Eschewing the errors of last year's seriously self-impressed lightweight, Hulk, opting for the straightforward recasting that its ABC Wednesday night counterpart Charlie's Angels sidestepped, and not quite teetering on the unkind renderings of the Brady Bunch updates, the latest in the TV revival series has gone for silliness supreme in a late-date prequel. Todd Phillips' Starsky & Hutch is a loving send-up of the series that spawned it, embarrassed neither of the guns that the Angels and ET have long since disavowed, or the seventies' sex-madness the millennium is just beginning to reclaim, and the cast, among whom the most usual of over-the-top suspects, is charmingly obliging.

The sardonic superiority of our times is imprinted on the adapatation, though -- in a warm-hearted sort of way. The names, the clothes, the blonde, the brunette, and that glorious Gran Torino striped tomato are really all that tie Starsky & Hutch, the movie, to the 1970s buddy cop series it parodies. Inventing backstories that Paul Michael Glaser and David Soul could never have dreamed of, director Todd Phillips takes liberties that would have curled Cap'n Dobey's toes.

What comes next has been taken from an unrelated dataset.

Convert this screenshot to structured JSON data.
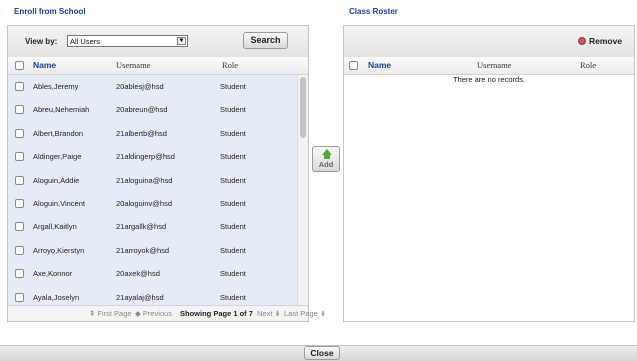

The series started out tough and played to its finish with tongue more and more firmly in cheek; the film version picks up on that finish and runs with it. But somewhere in the rebirthing lab, the personas of the classically hip buddy cops were switched: Ben Stiller's David Starsky has traded in Glaser's trash-eating, brash-talking streetwise slicksterdom for a variation on his own Along Came Polly Reuben Feffer priss (his mother was a great cop whose memory he can't live up to), while Owen Wilson, playing a variation on every character Owen Wilson plays, shows no sign of the laid back health-conscious soulfulness of the original Hutch (he's playing a Chinatown heist a la Shanghai Noon's Roy O'Bannon when we first meet him here). It's a concession to the younger actors' styles -- and a forgivable transformation unlikely to trouble those who never wore Starsky & Hutch knee socks -- but it did give me a moment's pause. When Snoop Dogg appears in master mack form as Antonio Fargas with a sharp-bladed edge, encyclopedic body guards, and an iguana, you know you're not in Bay City / Kansas anymore.

Hutch as a dirty cop? Starsky as a failed mama's boy? Huggy as an actually dangerous gun-totin' pimp? Going for the familiar wink rather than originality, the film digs at the decade's retrospectively goofy mustaches, macho, disco and swagger. Vince Vaughn, fresh from the Old School, slithers seventies-style as a crooked entrepreneur hawking “New Coke” as he prepares for a family affair, while his girl-on-the-side Juliette Lewis rubs suntan oil on his back and his right-hand man Justin Bateman whines nervously beside him with a white man's white creamed, sun-blocked nose. Ken and Dave exercise their wiles and test their wares on cheerleading partners Amy Smart and Carmen Electra. And in throw-away scenes, an uncredited Will Ferrell plays on the buddies' pretty-boy appeal and brings the film to a full giggle.

A masterpiece, it may not be. Good fun, though, it truly is.

©2004 Shari L. Rosenblum
CineScene